Task directions:
The full listing, word for word and free of images, is the expected result.

§ §

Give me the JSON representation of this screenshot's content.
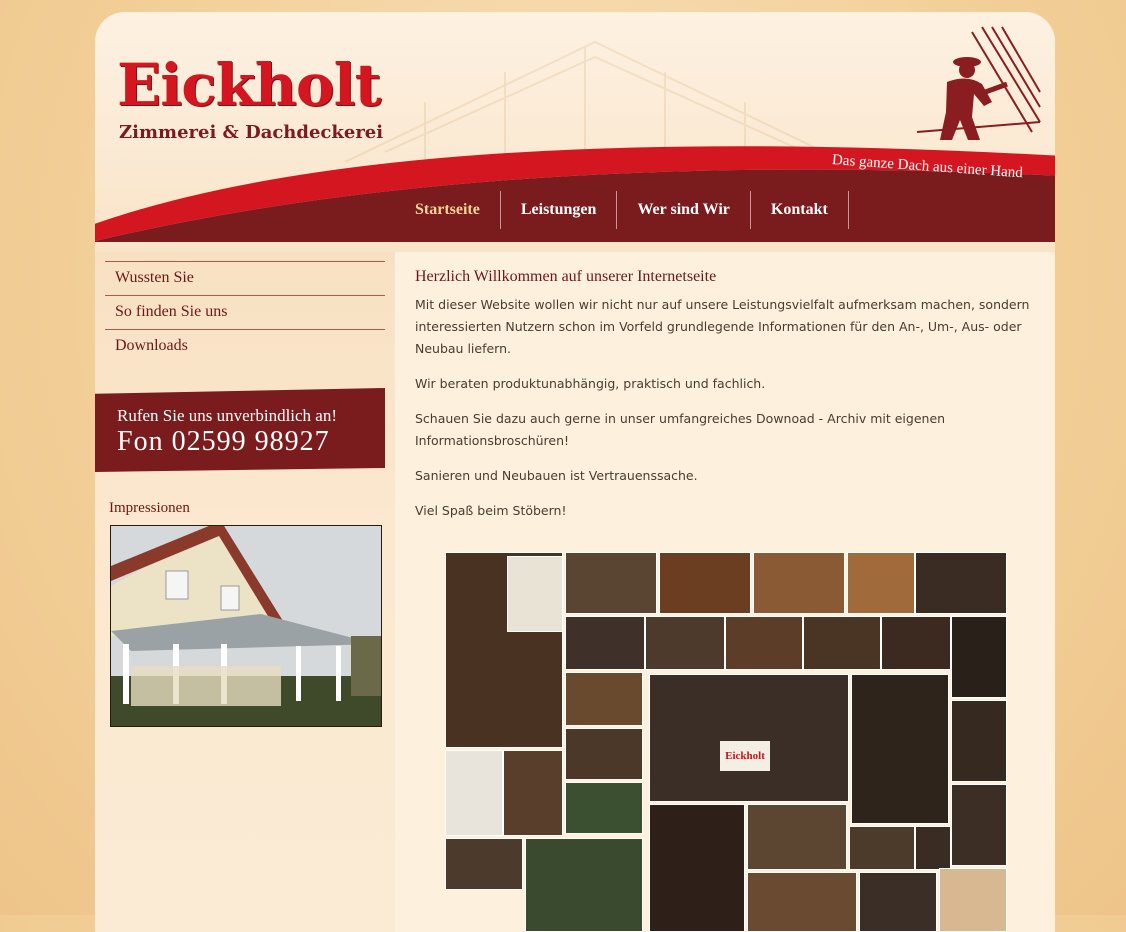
{
  "brand": {
    "name": "Eickholt",
    "subtitle": "Zimmerei & Dachdeckerei",
    "tagline": "Das ganze Dach aus einer Hand",
    "primary_color": "#d3161f",
    "dark_color": "#7a1b1d"
  },
  "nav": {
    "items": [
      {
        "label": "Startseite",
        "active": true
      },
      {
        "label": "Leistungen",
        "active": false
      },
      {
        "label": "Wer sind Wir",
        "active": false
      },
      {
        "label": "Kontakt",
        "active": false
      }
    ]
  },
  "sidebar": {
    "items": [
      {
        "label": "Wussten Sie"
      },
      {
        "label": "So finden Sie uns"
      },
      {
        "label": "Downloads"
      }
    ],
    "phone": {
      "label": "Rufen Sie uns unverbindlich an!",
      "number": "Fon 02599 98927"
    },
    "impressions_title": "Impressionen"
  },
  "main": {
    "heading": "Herzlich Willkommen auf unserer Internetseite",
    "paragraphs": [
      "Mit dieser Website wollen wir nicht nur auf unsere Leistungsvielfalt aufmerksam machen, sondern interessierten Nutzern schon im Vorfeld grundlegende Informationen für den An-, Um-, Aus- oder Neubau liefern.",
      "Wir beraten produktunabhängig, praktisch und fachlich.",
      "Schauen Sie dazu auch gerne in unser umfangreiches Downoad - Archiv mit eigenen Informationsbroschüren!",
      "Sanieren und Neubauen ist Vertrauenssache.",
      "Viel Spaß beim Stöbern!"
    ],
    "collage_banner": "Eickholt"
  }
}
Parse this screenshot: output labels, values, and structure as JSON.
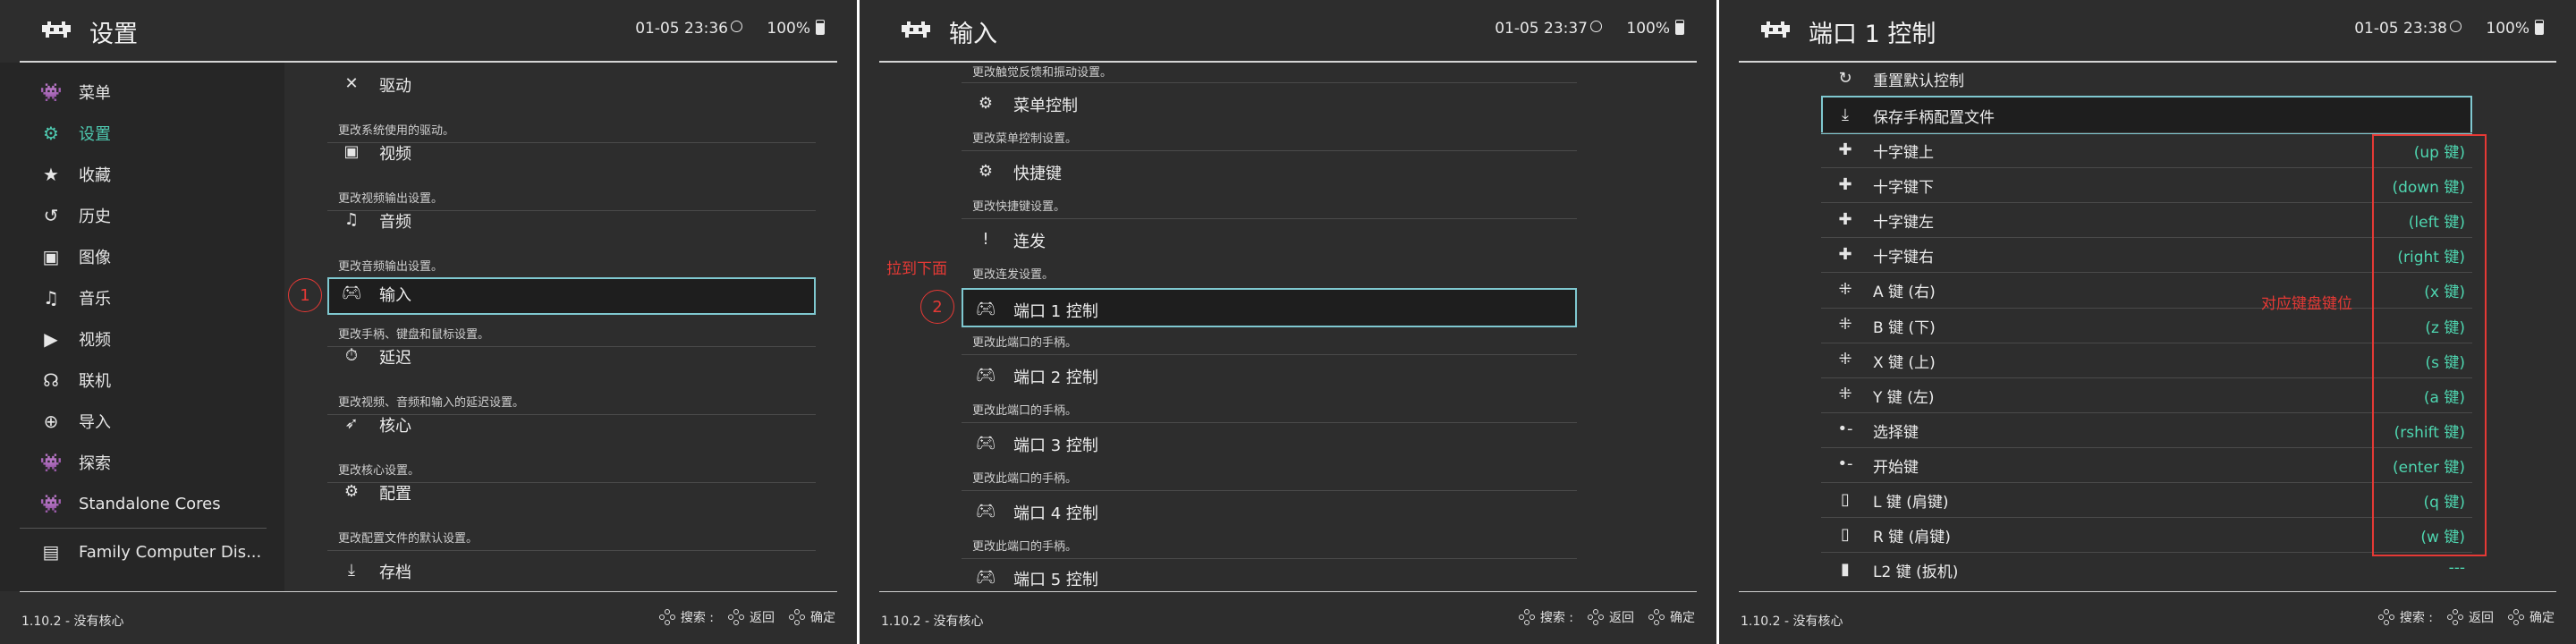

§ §

Reply:
Give me the JSON representation of this screenshot's content.
{
  "brand": {
    "name": "Eickholt",
    "subtitle": "Zimmerei & Dachdeckerei",
    "tagline": "Das ganze Dach aus einer Hand",
    "primary_color": "#d3161f",
    "dark_color": "#7a1b1d"
  },
  "nav": {
    "items": [
      {
        "label": "Startseite",
        "active": true
      },
      {
        "label": "Leistungen",
        "active": false
      },
      {
        "label": "Wer sind Wir",
        "active": false
      },
      {
        "label": "Kontakt",
        "active": false
      }
    ]
  },
  "sidebar": {
    "items": [
      {
        "label": "Wussten Sie"
      },
      {
        "label": "So finden Sie uns"
      },
      {
        "label": "Downloads"
      }
    ],
    "phone": {
      "label": "Rufen Sie uns unverbindlich an!",
      "number": "Fon 02599 98927"
    },
    "impressions_title": "Impressionen"
  },
  "main": {
    "heading": "Herzlich Willkommen auf unserer Internetseite",
    "paragraphs": [
      "Mit dieser Website wollen wir nicht nur auf unsere Leistungsvielfalt aufmerksam machen, sondern interessierten Nutzern schon im Vorfeld grundlegende Informationen für den An-, Um-, Aus- oder Neubau liefern.",
      "Wir beraten produktunabhängig, praktisch und fachlich.",
      "Schauen Sie dazu auch gerne in unser umfangreiches Downoad - Archiv mit eigenen Informationsbroschüren!",
      "Sanieren und Neubauen ist Vertrauenssache.",
      "Viel Spaß beim Stöbern!"
    ],
    "collage_banner": "Eickholt"
  }
}
Parse this screenshot: output labels, values, and structure as JSON.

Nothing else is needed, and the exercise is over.